Venice, 11/10/2019 - 13/10/2019, Aspen Seminars for Leaders

The new industrial triangle (Lombardy, Veneto, Friuli) is currently one of the European continent’s most dynamic drivers behind growth in GDP, exports and value added manufacturing. A performance made possible by an intersection of business, universities and public administration anchored to major technological and research platforms. The data are gratifying but, at the same time, they raise questions. In a country characterized by such exasperated dualism, it becomes urgent to understand how the new industrial triangle can bring the rest of the country with it. The answer cannot discount the importance of cooperation involving institutions, society, and the economy or the role of intermediary bodies.

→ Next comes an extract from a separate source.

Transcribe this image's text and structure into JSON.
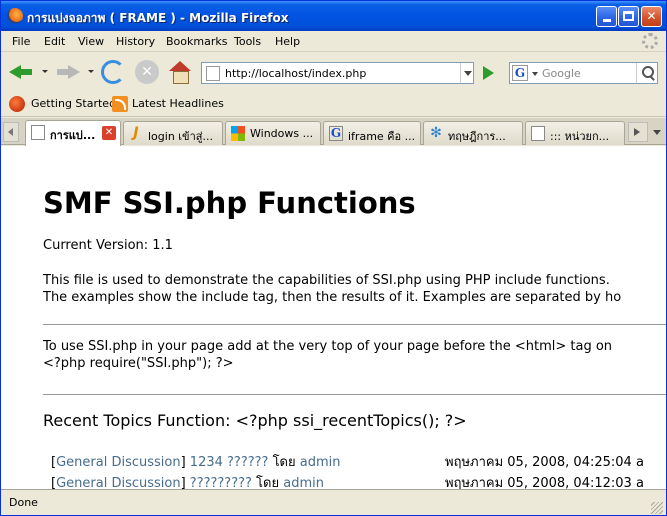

The debate on the divergences between various areas of the country arises from the debate over regional autonomies. It is no accident that the three regions of the new industrial triangle are the same ones pushing for greater autonomy. Nearly two years after the referendum in Lombardy and Veneto, proposals are being drafted for the transfer of authority to the regions – a sometimes less than transparent process not always correctly interpreted by public opinion that risks being transformed into a federalism of malcontent. On the other hand, regional autonomies cannot but be conceived within a national legislative and institutional framework.

There are three key concerns that must never be left out of the industrial seminar: The fundamental role of an up to date education capable of responding to present and future challenges; the importance of investing in innovation, understood this time as sustainability – a sustainability understood not as a marketing tool but as an integral part of a firm’s ability to compete over the medium term; and finally, how important a company’s size is to meeting the challenge of competitiveness – the maxim that ‘good things come in small packages’ loses validity in the face of a global competition dominated by giants.

Time and space offer the essential coordinates by which to locate the debate:  A time that cannot be the fleeting one of financial or electoral cycles, but that medium to long term one of factories and investments in innovation; and a space that cannot be detached from the European context, a context not only legislative and institutional but also and increasingly political and proactive.